How many lines in these entries contain the string "title"? Reply with the number alone.

-------- Available records --------

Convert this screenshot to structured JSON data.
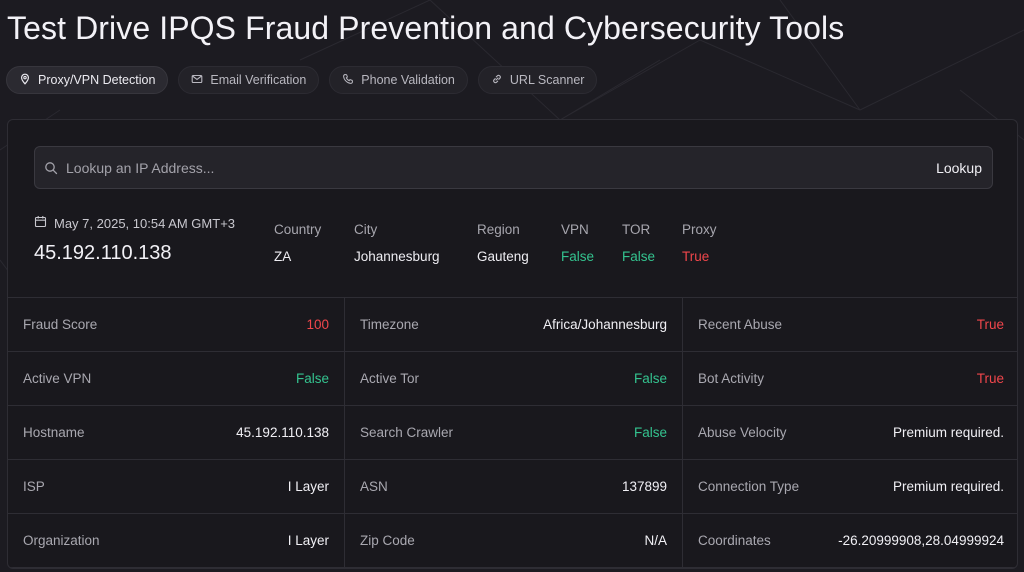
{
  "page": {
    "title": "Test Drive IPQS Fraud Prevention and Cybersecurity Tools"
  },
  "tabs": [
    {
      "label": "Proxy/VPN Detection",
      "icon": "map-pin-icon",
      "active": true
    },
    {
      "label": "Email Verification",
      "icon": "mail-icon",
      "active": false
    },
    {
      "label": "Phone Validation",
      "icon": "phone-icon",
      "active": false
    },
    {
      "label": "URL Scanner",
      "icon": "link-icon",
      "active": false
    }
  ],
  "search": {
    "placeholder": "Lookup an IP Address...",
    "button_label": "Lookup"
  },
  "summary": {
    "timestamp": "May 7, 2025, 10:54 AM GMT+3",
    "ip": "45.192.110.138",
    "country_label": "Country",
    "country": "ZA",
    "city_label": "City",
    "city": "Johannesburg",
    "region_label": "Region",
    "region": "Gauteng",
    "vpn_label": "VPN",
    "vpn": "False",
    "tor_label": "TOR",
    "tor": "False",
    "proxy_label": "Proxy",
    "proxy": "True"
  },
  "details": [
    {
      "label": "Fraud Score",
      "value": "100",
      "status": "bad"
    },
    {
      "label": "Timezone",
      "value": "Africa/Johannesburg",
      "status": "neutral"
    },
    {
      "label": "Recent Abuse",
      "value": "True",
      "status": "bad"
    },
    {
      "label": "Active VPN",
      "value": "False",
      "status": "good"
    },
    {
      "label": "Active Tor",
      "value": "False",
      "status": "good"
    },
    {
      "label": "Bot Activity",
      "value": "True",
      "status": "bad"
    },
    {
      "label": "Hostname",
      "value": "45.192.110.138",
      "status": "neutral"
    },
    {
      "label": "Search Crawler",
      "value": "False",
      "status": "good"
    },
    {
      "label": "Abuse Velocity",
      "value": "Premium required.",
      "status": "neutral"
    },
    {
      "label": "ISP",
      "value": "I Layer",
      "status": "neutral"
    },
    {
      "label": "ASN",
      "value": "137899",
      "status": "neutral"
    },
    {
      "label": "Connection Type",
      "value": "Premium required.",
      "status": "neutral"
    },
    {
      "label": "Organization",
      "value": "I Layer",
      "status": "neutral"
    },
    {
      "label": "Zip Code",
      "value": "N/A",
      "status": "neutral"
    },
    {
      "label": "Coordinates",
      "value": "-26.20999908,28.04999924",
      "status": "neutral"
    }
  ],
  "colors": {
    "background": "#1c1b21",
    "good": "#34c38f",
    "bad": "#f0464b"
  }
}
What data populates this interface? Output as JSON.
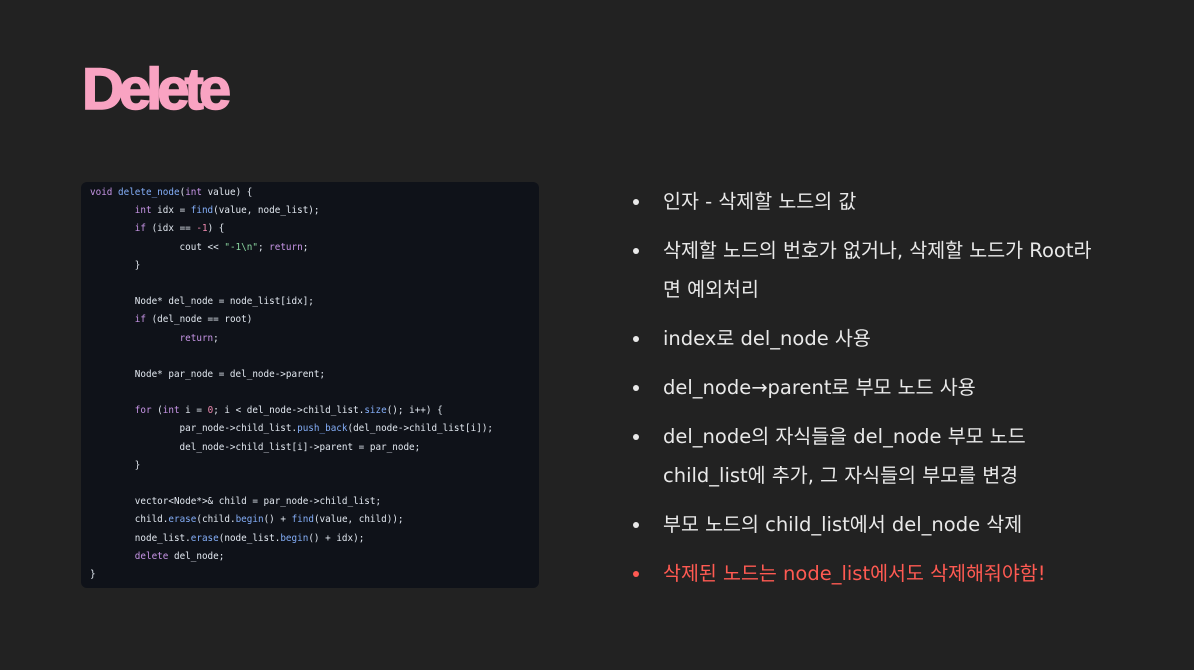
{
  "slide": {
    "title": "Delete"
  },
  "code": {
    "lines": [
      [
        [
          "kw",
          "void"
        ],
        [
          "t",
          " "
        ],
        [
          "fn",
          "delete_node"
        ],
        [
          "t",
          "("
        ],
        [
          "kw",
          "int"
        ],
        [
          "t",
          " value) {"
        ]
      ],
      [
        [
          "t",
          "        "
        ],
        [
          "kw",
          "int"
        ],
        [
          "t",
          " idx = "
        ],
        [
          "fn",
          "find"
        ],
        [
          "t",
          "(value, node_list);"
        ]
      ],
      [
        [
          "t",
          "        "
        ],
        [
          "kw",
          "if"
        ],
        [
          "t",
          " (idx == "
        ],
        [
          "num",
          "-1"
        ],
        [
          "t",
          ") {"
        ]
      ],
      [
        [
          "t",
          "                cout << "
        ],
        [
          "str",
          "\"-1\\n\""
        ],
        [
          "t",
          "; "
        ],
        [
          "kw",
          "return"
        ],
        [
          "t",
          ";"
        ]
      ],
      [
        [
          "t",
          "        }"
        ]
      ],
      [
        [
          "t",
          ""
        ]
      ],
      [
        [
          "t",
          "        Node* del_node = node_list[idx];"
        ]
      ],
      [
        [
          "t",
          "        "
        ],
        [
          "kw",
          "if"
        ],
        [
          "t",
          " (del_node == root)"
        ]
      ],
      [
        [
          "t",
          "                "
        ],
        [
          "kw",
          "return"
        ],
        [
          "t",
          ";"
        ]
      ],
      [
        [
          "t",
          ""
        ]
      ],
      [
        [
          "t",
          "        Node* par_node = del_node->parent;"
        ]
      ],
      [
        [
          "t",
          ""
        ]
      ],
      [
        [
          "t",
          "        "
        ],
        [
          "kw",
          "for"
        ],
        [
          "t",
          " ("
        ],
        [
          "kw",
          "int"
        ],
        [
          "t",
          " i = "
        ],
        [
          "num",
          "0"
        ],
        [
          "t",
          "; i < del_node->child_list."
        ],
        [
          "fn",
          "size"
        ],
        [
          "t",
          "(); i++) {"
        ]
      ],
      [
        [
          "t",
          "                par_node->child_list."
        ],
        [
          "fn",
          "push_back"
        ],
        [
          "t",
          "(del_node->child_list[i]);"
        ]
      ],
      [
        [
          "t",
          "                del_node->child_list[i]->parent = par_node;"
        ]
      ],
      [
        [
          "t",
          "        }"
        ]
      ],
      [
        [
          "t",
          ""
        ]
      ],
      [
        [
          "t",
          "        vector<Node*>& child = par_node->child_list;"
        ]
      ],
      [
        [
          "t",
          "        child."
        ],
        [
          "fn",
          "erase"
        ],
        [
          "t",
          "(child."
        ],
        [
          "fn",
          "begin"
        ],
        [
          "t",
          "() + "
        ],
        [
          "fn",
          "find"
        ],
        [
          "t",
          "(value, child));"
        ]
      ],
      [
        [
          "t",
          "        node_list."
        ],
        [
          "fn",
          "erase"
        ],
        [
          "t",
          "(node_list."
        ],
        [
          "fn",
          "begin"
        ],
        [
          "t",
          "() + idx);"
        ]
      ],
      [
        [
          "t",
          "        "
        ],
        [
          "kw",
          "delete"
        ],
        [
          "t",
          " del_node;"
        ]
      ],
      [
        [
          "t",
          "}"
        ]
      ]
    ]
  },
  "bullets": [
    {
      "text": "인자 - 삭제할 노드의 값",
      "warn": false
    },
    {
      "text": "삭제할 노드의 번호가 없거나, 삭제할 노드가 Root라\n면 예외처리",
      "warn": false
    },
    {
      "text": "index로 del_node 사용",
      "warn": false
    },
    {
      "text": "del_node→parent로 부모 노드 사용",
      "warn": false
    },
    {
      "text": "del_node의 자식들을 del_node 부모 노드\nchild_list에 추가, 그 자식들의 부모를 변경",
      "warn": false
    },
    {
      "text": "부모 노드의 child_list에서 del_node 삭제",
      "warn": false
    },
    {
      "text": "삭제된 노드는 node_list에서도 삭제해줘야함!",
      "warn": true
    }
  ],
  "colors": {
    "background": "#222222",
    "title": "#f9a3c2",
    "code_background": "#0f1219",
    "bullet_text": "#e9e9e9",
    "warning_text": "#ff5a52"
  }
}
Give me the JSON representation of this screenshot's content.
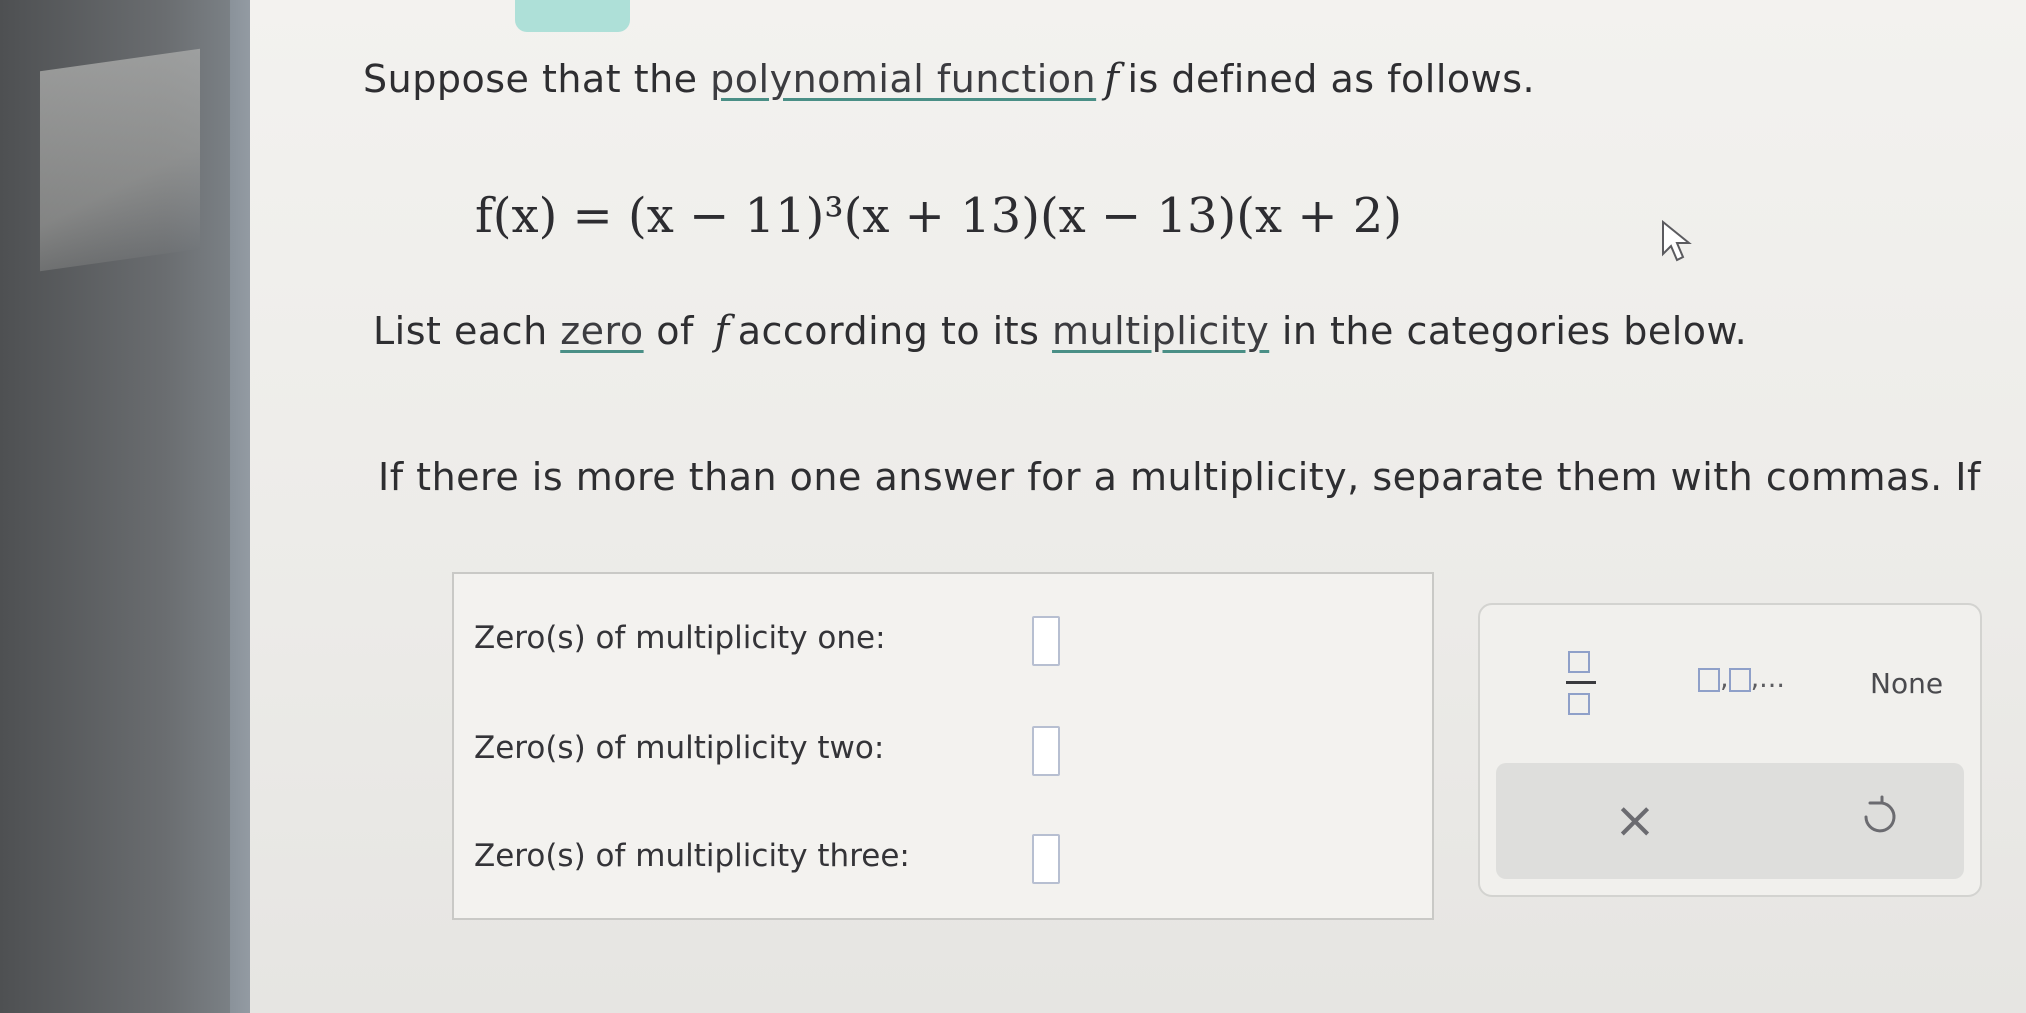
{
  "intro": {
    "prefix": "Suppose that the ",
    "term_polynomial": "polynomial function",
    "f_symbol": "f",
    "suffix": "is defined as follows."
  },
  "formula": "f(x) = (x − 11)³(x + 13)(x − 13)(x + 2)",
  "instruction": {
    "prefix": "List each ",
    "term_zero": "zero",
    "mid1": " of ",
    "f_symbol": "f",
    "mid2": "according to its ",
    "term_multiplicity": "multiplicity",
    "suffix": " in the categories below."
  },
  "note": "If there is more than one answer for a multiplicity, separate them with commas. If",
  "answers": {
    "rows": [
      {
        "label": "Zero(s) of multiplicity one:",
        "value": ""
      },
      {
        "label": "Zero(s) of multiplicity two:",
        "value": ""
      },
      {
        "label": "Zero(s) of multiplicity three:",
        "value": ""
      }
    ]
  },
  "toolbar": {
    "fraction_icon": "fraction-icon",
    "list_label": ",...",
    "none_label": "None",
    "clear_icon": "×",
    "undo_icon": "undo-icon"
  },
  "colors": {
    "accent_teal": "#aee0d8",
    "underline": "#4a8f86",
    "input_border": "#b7bfd1"
  }
}
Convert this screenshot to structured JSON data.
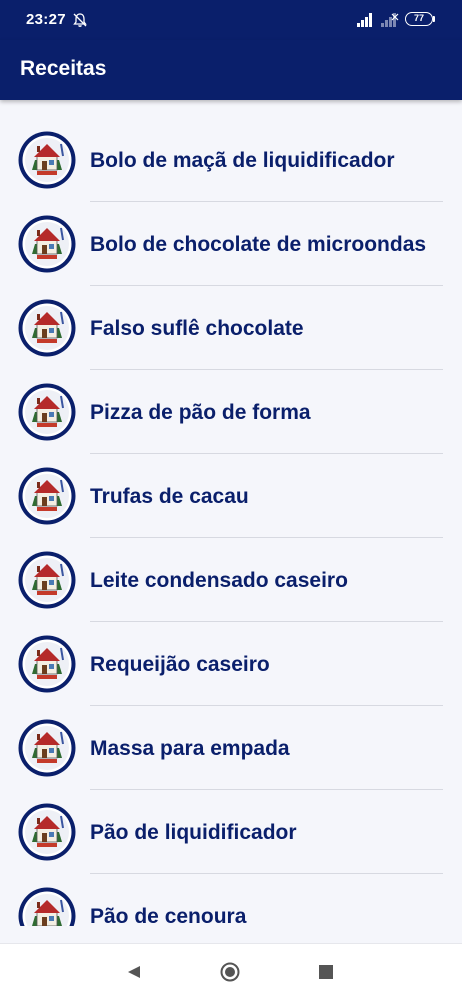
{
  "status_bar": {
    "time": "23:27",
    "battery": "77"
  },
  "app_bar": {
    "title": "Receitas"
  },
  "recipes": [
    {
      "label": "Bolo de maçã de liquidificador"
    },
    {
      "label": "Bolo de chocolate de microondas"
    },
    {
      "label": "Falso suflê chocolate"
    },
    {
      "label": "Pizza de pão de forma"
    },
    {
      "label": "Trufas de cacau"
    },
    {
      "label": "Leite condensado caseiro"
    },
    {
      "label": "Requeijão caseiro"
    },
    {
      "label": "Massa para empada"
    },
    {
      "label": "Pão de liquidificador"
    },
    {
      "label": "Pão de cenoura"
    }
  ],
  "icons": {
    "recipe_icon": "house-logo-icon",
    "bell": "bell-off-icon",
    "back": "back-triangle-icon",
    "home": "home-circle-icon",
    "recent": "recent-square-icon"
  },
  "colors": {
    "primary": "#0a1f6b",
    "background": "#f5f6fb",
    "divider": "#d7d9e1"
  }
}
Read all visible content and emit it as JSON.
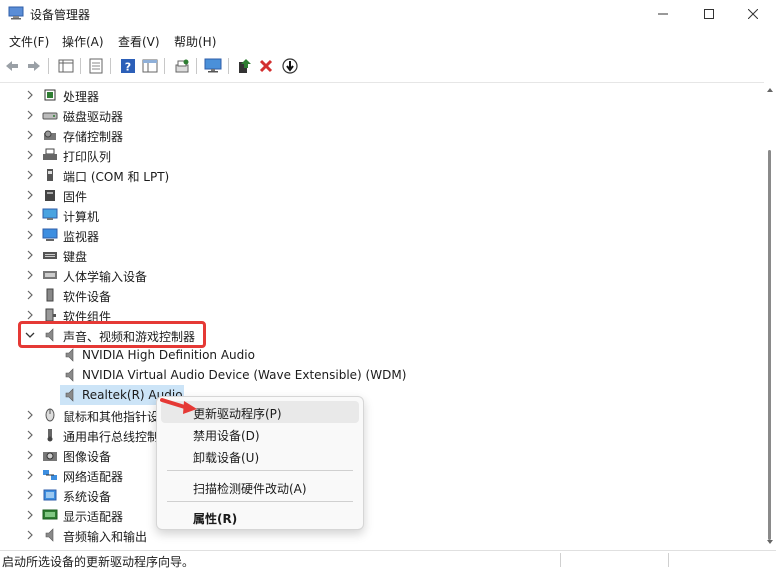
{
  "window": {
    "title": "设备管理器"
  },
  "menu": [
    "文件(F)",
    "操作(A)",
    "查看(V)",
    "帮助(H)"
  ],
  "tree": [
    {
      "label": "处理器",
      "icon": "processor-icon"
    },
    {
      "label": "磁盘驱动器",
      "icon": "disk-drive-icon"
    },
    {
      "label": "存储控制器",
      "icon": "storage-controller-icon"
    },
    {
      "label": "打印队列",
      "icon": "printer-icon"
    },
    {
      "label": "端口 (COM 和 LPT)",
      "icon": "port-icon"
    },
    {
      "label": "固件",
      "icon": "firmware-icon"
    },
    {
      "label": "计算机",
      "icon": "computer-icon"
    },
    {
      "label": "监视器",
      "icon": "monitor-icon"
    },
    {
      "label": "键盘",
      "icon": "keyboard-icon"
    },
    {
      "label": "人体学输入设备",
      "icon": "hid-icon"
    },
    {
      "label": "软件设备",
      "icon": "software-device-icon"
    },
    {
      "label": "软件组件",
      "icon": "software-component-icon"
    },
    {
      "label": "声音、视频和游戏控制器",
      "icon": "speaker-icon",
      "expanded": true
    },
    {
      "label": "NVIDIA High Definition Audio",
      "icon": "speaker-icon",
      "child": true
    },
    {
      "label": "NVIDIA Virtual Audio Device (Wave Extensible) (WDM)",
      "icon": "speaker-icon",
      "child": true
    },
    {
      "label": "Realtek(R) Audio",
      "icon": "speaker-icon",
      "child": true,
      "selected": true
    },
    {
      "label": "鼠标和其他指针设备",
      "icon": "mouse-icon"
    },
    {
      "label": "通用串行总线控制器",
      "icon": "usb-icon"
    },
    {
      "label": "图像设备",
      "icon": "camera-icon"
    },
    {
      "label": "网络适配器",
      "icon": "network-adapter-icon"
    },
    {
      "label": "系统设备",
      "icon": "system-device-icon"
    },
    {
      "label": "显示适配器",
      "icon": "display-adapter-icon"
    },
    {
      "label": "音频输入和输出",
      "icon": "speaker-icon"
    }
  ],
  "context_menu": {
    "update_driver": "更新驱动程序(P)",
    "disable_device": "禁用设备(D)",
    "uninstall_device": "卸载设备(U)",
    "scan_hardware": "扫描检测硬件改动(A)",
    "properties": "属性(R)"
  },
  "status": {
    "text": "启动所选设备的更新驱动程序向导。"
  },
  "colors": {
    "selection": "#cce4f7",
    "highlight_red": "#e53935",
    "accent_green": "#2e7d32",
    "accent_red": "#d32f2f",
    "accent_blue": "#1565c0"
  }
}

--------

(Task output): 5